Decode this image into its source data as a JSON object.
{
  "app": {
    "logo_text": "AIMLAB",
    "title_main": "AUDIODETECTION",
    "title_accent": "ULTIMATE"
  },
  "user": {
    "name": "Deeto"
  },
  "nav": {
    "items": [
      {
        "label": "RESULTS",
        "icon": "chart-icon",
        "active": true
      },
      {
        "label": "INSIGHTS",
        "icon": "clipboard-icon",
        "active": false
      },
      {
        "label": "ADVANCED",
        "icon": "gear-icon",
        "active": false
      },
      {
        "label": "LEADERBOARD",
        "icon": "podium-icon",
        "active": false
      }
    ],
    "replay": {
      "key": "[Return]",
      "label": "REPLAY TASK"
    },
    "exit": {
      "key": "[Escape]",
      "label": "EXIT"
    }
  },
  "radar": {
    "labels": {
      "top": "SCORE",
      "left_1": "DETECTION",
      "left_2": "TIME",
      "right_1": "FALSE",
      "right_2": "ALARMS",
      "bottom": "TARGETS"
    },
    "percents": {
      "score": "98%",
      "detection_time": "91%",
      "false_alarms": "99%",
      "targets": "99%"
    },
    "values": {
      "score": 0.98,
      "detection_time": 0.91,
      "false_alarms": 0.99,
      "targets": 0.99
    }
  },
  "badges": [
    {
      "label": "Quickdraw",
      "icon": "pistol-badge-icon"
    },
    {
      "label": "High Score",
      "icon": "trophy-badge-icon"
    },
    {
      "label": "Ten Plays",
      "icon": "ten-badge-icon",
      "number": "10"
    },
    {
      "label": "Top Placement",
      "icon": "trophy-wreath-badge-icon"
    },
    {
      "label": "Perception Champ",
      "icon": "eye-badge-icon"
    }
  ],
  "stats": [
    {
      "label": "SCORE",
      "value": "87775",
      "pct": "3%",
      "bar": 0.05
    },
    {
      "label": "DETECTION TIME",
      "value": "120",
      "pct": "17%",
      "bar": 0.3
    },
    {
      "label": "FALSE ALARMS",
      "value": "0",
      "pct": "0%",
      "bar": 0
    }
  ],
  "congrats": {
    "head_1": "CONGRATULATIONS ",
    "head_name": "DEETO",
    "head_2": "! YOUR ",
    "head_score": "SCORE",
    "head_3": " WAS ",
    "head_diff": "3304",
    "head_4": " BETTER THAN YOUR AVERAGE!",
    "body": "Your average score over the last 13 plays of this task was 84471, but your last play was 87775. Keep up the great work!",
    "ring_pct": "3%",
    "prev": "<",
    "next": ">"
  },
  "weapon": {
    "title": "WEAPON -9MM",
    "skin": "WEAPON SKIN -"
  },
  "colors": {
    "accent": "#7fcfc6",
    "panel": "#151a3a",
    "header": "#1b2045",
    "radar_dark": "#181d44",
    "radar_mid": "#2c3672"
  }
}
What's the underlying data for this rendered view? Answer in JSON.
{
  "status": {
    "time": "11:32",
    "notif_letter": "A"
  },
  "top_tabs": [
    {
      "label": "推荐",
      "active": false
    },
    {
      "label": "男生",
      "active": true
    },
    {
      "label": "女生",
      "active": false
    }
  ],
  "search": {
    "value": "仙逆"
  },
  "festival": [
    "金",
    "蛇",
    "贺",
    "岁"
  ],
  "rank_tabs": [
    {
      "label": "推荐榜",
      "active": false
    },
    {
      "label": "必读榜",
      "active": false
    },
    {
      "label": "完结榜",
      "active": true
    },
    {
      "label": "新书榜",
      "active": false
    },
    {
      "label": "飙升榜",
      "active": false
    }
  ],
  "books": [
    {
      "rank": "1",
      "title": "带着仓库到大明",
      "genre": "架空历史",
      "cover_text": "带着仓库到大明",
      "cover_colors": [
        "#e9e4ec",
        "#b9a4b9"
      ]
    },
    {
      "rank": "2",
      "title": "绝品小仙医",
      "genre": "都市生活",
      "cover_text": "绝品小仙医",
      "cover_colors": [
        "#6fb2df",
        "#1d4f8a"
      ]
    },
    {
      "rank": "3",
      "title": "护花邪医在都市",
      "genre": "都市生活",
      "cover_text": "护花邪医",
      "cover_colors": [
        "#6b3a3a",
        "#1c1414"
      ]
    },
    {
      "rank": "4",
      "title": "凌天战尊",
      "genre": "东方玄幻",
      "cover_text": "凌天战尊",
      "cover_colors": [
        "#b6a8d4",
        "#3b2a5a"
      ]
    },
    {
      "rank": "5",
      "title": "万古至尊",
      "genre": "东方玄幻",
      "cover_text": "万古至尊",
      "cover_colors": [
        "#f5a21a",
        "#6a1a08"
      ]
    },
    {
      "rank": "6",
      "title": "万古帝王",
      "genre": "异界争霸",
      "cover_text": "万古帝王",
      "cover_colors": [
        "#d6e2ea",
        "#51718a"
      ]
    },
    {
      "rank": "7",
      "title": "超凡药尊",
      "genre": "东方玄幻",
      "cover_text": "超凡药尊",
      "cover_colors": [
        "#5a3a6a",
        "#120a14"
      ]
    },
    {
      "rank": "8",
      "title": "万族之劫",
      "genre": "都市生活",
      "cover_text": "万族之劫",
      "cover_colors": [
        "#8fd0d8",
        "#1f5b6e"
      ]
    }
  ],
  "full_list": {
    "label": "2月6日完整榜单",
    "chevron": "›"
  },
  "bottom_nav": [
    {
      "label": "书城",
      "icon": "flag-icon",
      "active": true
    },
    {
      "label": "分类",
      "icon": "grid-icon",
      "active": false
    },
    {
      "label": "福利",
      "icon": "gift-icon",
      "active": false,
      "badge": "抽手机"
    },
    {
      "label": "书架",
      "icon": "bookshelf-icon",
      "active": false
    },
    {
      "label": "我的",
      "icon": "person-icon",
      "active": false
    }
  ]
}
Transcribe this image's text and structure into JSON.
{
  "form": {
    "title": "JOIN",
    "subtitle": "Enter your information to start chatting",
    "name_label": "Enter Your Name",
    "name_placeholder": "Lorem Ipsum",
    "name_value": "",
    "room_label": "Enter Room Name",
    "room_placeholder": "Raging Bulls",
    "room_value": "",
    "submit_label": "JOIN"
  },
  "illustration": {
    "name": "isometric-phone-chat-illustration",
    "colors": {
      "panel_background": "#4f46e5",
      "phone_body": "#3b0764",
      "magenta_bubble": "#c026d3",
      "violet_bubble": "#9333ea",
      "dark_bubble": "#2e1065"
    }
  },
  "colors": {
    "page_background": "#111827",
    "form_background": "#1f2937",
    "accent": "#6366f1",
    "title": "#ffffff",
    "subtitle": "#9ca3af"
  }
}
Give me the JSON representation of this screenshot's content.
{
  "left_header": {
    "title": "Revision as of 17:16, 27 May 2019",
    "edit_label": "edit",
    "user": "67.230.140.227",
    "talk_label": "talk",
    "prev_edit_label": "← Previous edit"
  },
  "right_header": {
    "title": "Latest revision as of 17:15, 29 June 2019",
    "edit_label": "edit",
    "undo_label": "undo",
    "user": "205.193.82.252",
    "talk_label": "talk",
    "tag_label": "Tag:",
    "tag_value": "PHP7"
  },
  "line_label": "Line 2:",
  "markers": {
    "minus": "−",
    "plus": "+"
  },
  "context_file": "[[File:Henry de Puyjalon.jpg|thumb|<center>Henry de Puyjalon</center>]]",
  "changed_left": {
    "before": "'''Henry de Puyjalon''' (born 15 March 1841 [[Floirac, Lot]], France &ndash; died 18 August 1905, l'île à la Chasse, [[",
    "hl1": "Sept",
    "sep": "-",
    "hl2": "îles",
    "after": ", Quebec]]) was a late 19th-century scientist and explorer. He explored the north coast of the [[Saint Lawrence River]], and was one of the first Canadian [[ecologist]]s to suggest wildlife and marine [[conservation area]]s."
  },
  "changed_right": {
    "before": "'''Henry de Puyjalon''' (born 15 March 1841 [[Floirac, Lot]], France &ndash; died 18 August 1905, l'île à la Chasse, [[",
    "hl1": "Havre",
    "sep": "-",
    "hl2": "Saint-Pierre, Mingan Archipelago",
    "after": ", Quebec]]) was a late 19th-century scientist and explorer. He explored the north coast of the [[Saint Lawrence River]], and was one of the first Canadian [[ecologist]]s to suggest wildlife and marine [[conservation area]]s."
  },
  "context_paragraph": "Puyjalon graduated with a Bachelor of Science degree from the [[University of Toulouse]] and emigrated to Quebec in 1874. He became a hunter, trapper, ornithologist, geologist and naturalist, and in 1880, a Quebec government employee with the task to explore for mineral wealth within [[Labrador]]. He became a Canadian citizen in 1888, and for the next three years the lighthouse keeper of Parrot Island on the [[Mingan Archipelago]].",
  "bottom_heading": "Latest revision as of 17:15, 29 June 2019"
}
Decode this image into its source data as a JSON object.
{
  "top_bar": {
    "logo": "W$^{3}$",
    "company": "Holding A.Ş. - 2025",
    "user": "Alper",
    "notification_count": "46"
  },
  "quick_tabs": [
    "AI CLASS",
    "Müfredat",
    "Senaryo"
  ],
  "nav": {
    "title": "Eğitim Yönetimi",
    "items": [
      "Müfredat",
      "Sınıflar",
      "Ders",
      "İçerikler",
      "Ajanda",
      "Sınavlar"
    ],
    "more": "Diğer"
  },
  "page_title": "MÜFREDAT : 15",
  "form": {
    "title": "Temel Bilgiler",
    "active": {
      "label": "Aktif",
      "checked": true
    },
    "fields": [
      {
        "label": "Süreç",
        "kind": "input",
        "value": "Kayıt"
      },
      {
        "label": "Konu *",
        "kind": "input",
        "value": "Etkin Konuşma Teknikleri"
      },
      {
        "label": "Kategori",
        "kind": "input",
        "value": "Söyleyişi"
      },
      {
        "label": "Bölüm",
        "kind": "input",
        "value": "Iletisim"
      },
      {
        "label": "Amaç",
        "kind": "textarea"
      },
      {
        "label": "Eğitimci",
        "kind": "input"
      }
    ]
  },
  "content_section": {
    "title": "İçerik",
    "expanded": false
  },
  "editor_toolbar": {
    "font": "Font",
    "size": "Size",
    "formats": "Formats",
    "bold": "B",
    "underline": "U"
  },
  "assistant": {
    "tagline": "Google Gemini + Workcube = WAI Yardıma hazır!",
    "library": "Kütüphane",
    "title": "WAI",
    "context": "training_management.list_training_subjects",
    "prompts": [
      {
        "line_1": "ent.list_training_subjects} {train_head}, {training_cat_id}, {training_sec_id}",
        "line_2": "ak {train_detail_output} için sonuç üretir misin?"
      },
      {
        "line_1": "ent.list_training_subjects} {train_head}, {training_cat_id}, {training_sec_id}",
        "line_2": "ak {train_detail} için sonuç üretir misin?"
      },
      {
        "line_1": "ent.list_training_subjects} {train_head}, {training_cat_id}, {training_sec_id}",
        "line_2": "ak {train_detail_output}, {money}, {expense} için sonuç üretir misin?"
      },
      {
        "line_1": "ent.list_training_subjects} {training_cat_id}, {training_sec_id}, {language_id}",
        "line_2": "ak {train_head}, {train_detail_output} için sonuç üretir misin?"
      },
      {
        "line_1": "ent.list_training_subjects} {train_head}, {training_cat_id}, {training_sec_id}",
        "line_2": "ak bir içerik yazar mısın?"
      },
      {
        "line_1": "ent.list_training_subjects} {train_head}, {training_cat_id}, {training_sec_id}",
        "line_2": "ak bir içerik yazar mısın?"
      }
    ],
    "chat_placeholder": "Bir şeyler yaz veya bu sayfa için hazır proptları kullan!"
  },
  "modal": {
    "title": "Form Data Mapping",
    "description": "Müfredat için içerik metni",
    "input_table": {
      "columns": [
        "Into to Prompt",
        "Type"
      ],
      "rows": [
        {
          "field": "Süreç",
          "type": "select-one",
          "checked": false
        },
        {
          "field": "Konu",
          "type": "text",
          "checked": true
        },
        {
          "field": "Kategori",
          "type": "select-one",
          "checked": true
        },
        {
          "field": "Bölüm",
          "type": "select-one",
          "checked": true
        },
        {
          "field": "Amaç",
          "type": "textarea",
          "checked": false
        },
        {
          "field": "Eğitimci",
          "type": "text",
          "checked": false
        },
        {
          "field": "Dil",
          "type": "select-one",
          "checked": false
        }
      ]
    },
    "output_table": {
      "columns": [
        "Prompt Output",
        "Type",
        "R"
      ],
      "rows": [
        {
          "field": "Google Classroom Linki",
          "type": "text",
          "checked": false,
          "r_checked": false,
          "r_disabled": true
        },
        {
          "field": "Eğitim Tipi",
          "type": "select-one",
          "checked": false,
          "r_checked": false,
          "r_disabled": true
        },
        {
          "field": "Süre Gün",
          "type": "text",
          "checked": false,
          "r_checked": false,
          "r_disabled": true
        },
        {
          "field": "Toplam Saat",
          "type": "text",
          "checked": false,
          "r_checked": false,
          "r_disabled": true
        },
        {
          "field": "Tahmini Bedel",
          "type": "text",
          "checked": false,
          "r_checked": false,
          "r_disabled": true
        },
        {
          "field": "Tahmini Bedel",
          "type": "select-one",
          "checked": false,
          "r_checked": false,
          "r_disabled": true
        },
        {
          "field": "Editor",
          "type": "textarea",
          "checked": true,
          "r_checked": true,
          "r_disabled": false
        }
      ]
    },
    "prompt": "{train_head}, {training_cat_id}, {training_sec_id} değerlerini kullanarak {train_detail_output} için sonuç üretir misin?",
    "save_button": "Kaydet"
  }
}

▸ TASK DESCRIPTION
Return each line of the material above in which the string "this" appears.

▸ TASK OUTPUT
Decode this image into its source data as a JSON object.
    "body": "Your average score over the last 13 plays of this task was 84471, but your last play was 87775. Keep up the great work!",
What's the underlying data for this rendered view? Answer in JSON.
Transcribe this image's text and structure into JSON.
Give me the JSON representation of this screenshot's content.
Decode this image into its source data as a JSON object.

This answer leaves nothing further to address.